That triple is so challenging that it became a meme. The phrase "a triple shy of the cycle" is almost entirely meaningless for how often a batter manages to accomplish the feat at that point. You have a better chance of eating an ice cream cone on a 100-degree day without it dripping all over your hands and clothes than a ballplayer has of hitting the triple he needs.

But, on July 16, 2010, it happened -- and to the most unlikely player possible.

Bengie Molina is probably one of the more underrated players in the history of the game. One of the fabulous catching Molina brothers, along with Yadier and José, the catcher had some decent pop and was an excellent defender, too. But because this was in the days before pitch-framing statistics came into vogue, fans were likely undervaluing just how much he brought to his teams.

Still, he was a World Series winner who drew raves from his peers.

“I think the three Molinas, they come from another planet,” Francisco Cervelli, himself an excellent defensive catcher, told Grantland in 2013. “I’ve never seen anything like that in my life.”

Because Molina was a catcher, that means a few things: namely, he was big and stocky, his knees took plenty of abuse, and he wasn't going to win many footraces. (For proof of that, I -- definitely not an athlete -- was once timed running to first base. The Angels coach who clocked me said that I was faster than only one player: Bengie Molina.)

So, when the Rangers, who had just acquired the catcher earlier that month, showed up to Fenway that fateful day, no one expected a cycle from the catcher. He was 35 years old and in his final big league season. After hitting 20 home runs the year before, his power had dried up and he would hit only five by the time the season was over.

The day started simply enough. Molina came to the plate in the top of the second and singled off Felix Doubront.

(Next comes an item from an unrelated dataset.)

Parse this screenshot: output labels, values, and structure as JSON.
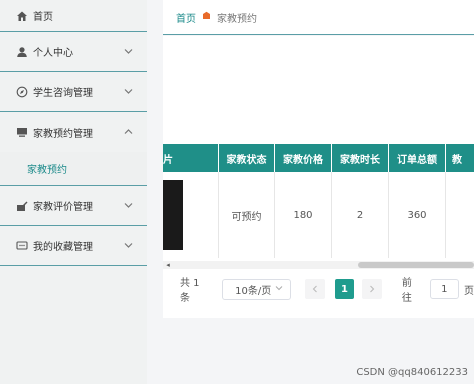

In the fourth, he doubled to right field. The ball clanged off J.D. Drew's glove and could easily have been called an error. Instead, it was an omen of a cycle to come.

Then, in the top of the fifth, with the bases loaded, Molina closed in. On Fernando Cabrera’s 1-2 pitch, the veteran backstop unloaded with a blast to dead center field for a grand slam. It broke a deadlock, giving the Rangers a 7-3 lead, and meant that Molina was … a triple shy of the cycle.

Still, there was no way this was going to happen ... right?

Only 14 catchers have ever hit for the cycle -- and only one, George Kottaras, has done it since Molina. Carlton Fisk was the oldest catcher to do it, and he was a mere 146 days Molina's senior when he accomplished it in 1984. Jeff Sackmann did the analysis and found that the Rangers backstop had a mere .42 percent chance of hitting for a cycle that season.

Surely the impossible wasn’t going to happen.

Molina dug in to lead off the top of the eighth against Ramon Ramirez. On a 2-1 pitch, Molina swung and hit the ball to dead center. It got over the head of Eric Patterson, who nearly made the grab. Instead, the ball got away and hit the wall. If it bounced back toward Patterson, it was over. Instead, it went to the one place Molina needed: the notch in center field.

Molina stumbled around first, but that didn't stop him.

"I kind of slipped a little bit before first [base], which kind of hurt my leg a little bit," Molina said. "But I kept telling myself, 'I've got to go. I've got to go.' You don't see that too often."

He picked up the pace, punching it into his version of high gear. He lumbered around second and headed for third. The throw came in, but it wasn't even going to be close.

Molina didn't just have triple, he had a stand-up triple.

"Pigs have flown in Boston, Massachusetts!" Rangers TV broadcaster John Lewin exclaimed over footage of a happy and huffing Molina standing on third base.

Lewin wasn't the only one who was surprised. Molina became the No. 1 Trending Topic on Twitter. Peter Gammons was ready for the end of days:

As for the catcher himself?

"It makes you happy for the guy who's probably the slowest guy in the world, who's been criticized for speed his whole career," Molina said.

We couldn't agree more.